The youth’s interpretation:
Hear me God, because I’ve done good! I don’t want to be (an I”m not) like those who have done bad.

Psalm 29

The youth’s interpretation:
These words summarize the great things God does for us. We should all try to follow in God’s footsteps.

Psalm 30

The youth’s interpretation:
No matter how bad things my be . . . joy will come to you . . . because God is with you.

Psalm 31

The youth’s interpretation:
We love, trust, and follow you. Please save us from those evil people.

My Thoughts:

I didn’t make too many notes as the youth were trying to dig in to God’s word themselves. But a few things are note worthy in the last three Psalms. Psalm 29 calls on the name of the Lord and reveals the power of God’s voice. What would you hear if you heard God calling? How does God speak? What does God sound like. Is it mighty and loud, or soft and compassionate? Listen as God is still speaking . . .

There is one verse in Psalm 30 that speaks well to me, verse 5:

For is anger is but for a moment;
his favor is for a lifetime
.

What a great summary of the love and mindset of God. Does God get upset when we do something wrong? Sure. Yet, thanks be to God, that moment of disappointment only last for a moment! For we then quickly return to the loving embrace of a compassionate parent.

As you read through Psalm 31, one verse should sound familiar. Check out verse 5. These are Jesus final words from the cross. Isn’t it reassuring to know Jesus knew the scriptures! Even at that, the rest of the Psalm speaks of anguish and suffering. Certainly as Jesus spoke these final words to us, he knew first hand the anguish and pain of the cross as he died for you and me.

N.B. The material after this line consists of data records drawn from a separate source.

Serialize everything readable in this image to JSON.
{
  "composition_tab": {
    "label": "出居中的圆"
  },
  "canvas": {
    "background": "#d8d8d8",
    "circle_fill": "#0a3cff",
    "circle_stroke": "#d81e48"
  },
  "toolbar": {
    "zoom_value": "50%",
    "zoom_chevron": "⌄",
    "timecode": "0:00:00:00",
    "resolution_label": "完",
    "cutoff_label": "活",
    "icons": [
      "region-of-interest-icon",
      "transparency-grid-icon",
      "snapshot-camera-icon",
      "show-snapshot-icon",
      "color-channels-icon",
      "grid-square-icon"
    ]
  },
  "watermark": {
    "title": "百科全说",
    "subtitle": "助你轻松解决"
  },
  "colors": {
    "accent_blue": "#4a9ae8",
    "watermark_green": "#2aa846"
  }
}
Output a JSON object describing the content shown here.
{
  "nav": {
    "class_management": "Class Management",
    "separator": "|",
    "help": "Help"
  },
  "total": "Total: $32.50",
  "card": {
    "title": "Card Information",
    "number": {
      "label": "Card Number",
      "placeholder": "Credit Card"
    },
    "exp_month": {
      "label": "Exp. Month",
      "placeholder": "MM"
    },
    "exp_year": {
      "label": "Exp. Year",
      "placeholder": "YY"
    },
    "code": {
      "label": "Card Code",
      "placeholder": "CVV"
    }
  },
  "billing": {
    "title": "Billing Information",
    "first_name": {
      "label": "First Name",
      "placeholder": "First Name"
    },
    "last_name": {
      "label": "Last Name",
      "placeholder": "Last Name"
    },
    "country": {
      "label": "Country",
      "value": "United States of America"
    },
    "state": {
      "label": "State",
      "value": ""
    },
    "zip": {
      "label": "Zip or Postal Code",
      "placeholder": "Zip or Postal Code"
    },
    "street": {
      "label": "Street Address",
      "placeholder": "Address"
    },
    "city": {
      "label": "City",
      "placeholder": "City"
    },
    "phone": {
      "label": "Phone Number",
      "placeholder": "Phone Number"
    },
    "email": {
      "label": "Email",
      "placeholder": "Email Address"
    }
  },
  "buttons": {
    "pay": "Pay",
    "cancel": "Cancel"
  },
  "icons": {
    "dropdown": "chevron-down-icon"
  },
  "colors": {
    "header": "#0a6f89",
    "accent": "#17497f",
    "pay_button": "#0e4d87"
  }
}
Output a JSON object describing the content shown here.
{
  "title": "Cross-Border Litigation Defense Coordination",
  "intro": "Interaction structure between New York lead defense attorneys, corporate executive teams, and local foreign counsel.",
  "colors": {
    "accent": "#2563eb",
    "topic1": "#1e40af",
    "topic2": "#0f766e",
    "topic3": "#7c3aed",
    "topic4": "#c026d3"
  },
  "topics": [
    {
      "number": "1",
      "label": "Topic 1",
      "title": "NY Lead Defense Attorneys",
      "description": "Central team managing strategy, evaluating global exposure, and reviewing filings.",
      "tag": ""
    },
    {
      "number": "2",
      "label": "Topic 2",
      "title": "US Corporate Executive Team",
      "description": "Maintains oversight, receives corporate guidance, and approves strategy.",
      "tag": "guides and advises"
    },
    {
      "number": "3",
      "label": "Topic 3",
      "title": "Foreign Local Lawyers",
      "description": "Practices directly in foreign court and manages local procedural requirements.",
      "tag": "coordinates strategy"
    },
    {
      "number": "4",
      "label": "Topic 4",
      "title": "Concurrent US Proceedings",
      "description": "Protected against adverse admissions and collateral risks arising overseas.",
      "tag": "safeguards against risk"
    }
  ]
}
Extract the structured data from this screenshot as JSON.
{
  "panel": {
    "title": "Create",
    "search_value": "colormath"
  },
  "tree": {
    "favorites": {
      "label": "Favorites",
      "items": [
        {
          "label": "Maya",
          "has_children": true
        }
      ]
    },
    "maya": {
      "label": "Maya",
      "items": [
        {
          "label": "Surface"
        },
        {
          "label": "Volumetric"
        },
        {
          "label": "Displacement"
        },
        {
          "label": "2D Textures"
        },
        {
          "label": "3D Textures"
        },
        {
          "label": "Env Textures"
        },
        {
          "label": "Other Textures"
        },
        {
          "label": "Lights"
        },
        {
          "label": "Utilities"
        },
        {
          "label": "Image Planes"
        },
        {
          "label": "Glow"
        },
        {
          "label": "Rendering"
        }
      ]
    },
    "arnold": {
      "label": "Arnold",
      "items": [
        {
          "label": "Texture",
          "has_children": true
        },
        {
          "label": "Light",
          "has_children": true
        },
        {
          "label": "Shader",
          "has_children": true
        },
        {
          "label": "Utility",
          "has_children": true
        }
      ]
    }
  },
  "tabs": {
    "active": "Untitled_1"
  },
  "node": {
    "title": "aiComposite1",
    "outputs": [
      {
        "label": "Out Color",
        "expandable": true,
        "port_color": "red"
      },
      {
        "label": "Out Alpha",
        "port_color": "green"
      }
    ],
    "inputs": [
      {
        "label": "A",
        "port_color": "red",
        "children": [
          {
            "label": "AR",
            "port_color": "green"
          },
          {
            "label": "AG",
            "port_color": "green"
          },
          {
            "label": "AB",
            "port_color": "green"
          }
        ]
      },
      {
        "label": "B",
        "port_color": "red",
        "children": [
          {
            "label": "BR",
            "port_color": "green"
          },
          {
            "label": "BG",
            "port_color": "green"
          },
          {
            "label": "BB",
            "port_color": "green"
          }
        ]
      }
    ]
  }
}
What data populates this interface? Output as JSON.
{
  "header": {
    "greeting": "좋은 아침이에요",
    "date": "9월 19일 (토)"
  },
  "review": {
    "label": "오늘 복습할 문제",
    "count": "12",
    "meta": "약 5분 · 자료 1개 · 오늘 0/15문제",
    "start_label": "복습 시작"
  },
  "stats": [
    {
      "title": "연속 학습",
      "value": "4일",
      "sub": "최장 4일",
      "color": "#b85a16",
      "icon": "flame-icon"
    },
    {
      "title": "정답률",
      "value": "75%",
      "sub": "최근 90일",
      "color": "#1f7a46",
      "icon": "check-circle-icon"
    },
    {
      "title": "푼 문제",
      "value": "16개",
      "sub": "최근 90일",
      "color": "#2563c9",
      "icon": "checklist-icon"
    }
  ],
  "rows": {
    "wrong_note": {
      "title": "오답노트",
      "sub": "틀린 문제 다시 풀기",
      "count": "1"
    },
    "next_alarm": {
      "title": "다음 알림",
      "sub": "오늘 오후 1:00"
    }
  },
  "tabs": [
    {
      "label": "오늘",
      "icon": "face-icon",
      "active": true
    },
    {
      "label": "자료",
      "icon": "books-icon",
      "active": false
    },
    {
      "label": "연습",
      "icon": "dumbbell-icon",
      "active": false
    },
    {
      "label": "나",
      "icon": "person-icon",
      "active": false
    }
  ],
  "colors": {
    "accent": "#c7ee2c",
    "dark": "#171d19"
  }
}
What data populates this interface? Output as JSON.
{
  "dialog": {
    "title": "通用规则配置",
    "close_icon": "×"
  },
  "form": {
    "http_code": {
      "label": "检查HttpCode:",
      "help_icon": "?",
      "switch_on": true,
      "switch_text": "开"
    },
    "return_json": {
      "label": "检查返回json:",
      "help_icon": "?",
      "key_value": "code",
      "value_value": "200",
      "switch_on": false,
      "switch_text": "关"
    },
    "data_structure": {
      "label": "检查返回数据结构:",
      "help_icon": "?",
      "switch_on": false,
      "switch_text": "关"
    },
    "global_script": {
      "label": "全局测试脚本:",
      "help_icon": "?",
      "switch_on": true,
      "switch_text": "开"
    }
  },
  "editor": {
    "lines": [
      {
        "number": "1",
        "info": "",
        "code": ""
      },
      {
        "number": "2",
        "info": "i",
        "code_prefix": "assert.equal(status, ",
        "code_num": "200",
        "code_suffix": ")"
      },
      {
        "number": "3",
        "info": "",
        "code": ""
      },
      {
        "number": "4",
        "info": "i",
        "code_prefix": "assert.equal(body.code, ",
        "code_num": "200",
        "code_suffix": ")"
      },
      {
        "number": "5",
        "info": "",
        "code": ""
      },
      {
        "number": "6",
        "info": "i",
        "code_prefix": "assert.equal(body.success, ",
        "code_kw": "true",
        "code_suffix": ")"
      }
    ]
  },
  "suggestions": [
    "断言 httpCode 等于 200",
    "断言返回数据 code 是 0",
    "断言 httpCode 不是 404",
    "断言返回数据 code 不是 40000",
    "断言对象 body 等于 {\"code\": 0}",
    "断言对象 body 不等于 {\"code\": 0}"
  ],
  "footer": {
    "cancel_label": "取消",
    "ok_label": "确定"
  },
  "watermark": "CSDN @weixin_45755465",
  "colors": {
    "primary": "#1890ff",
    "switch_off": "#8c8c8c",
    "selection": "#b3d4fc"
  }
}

Peace,
Pastor Bailey

Readings for the next few days: 
Wednesday, June 19: Psalm 32-35 
Thursday, June 20: Psalm 36-39 
Friday, June 21: Psalm 40-45
Saturday, June 22: Psalm 46-50
Sunday, June 23: Psalm 51-57
Monday, June 24: Psalm 58-65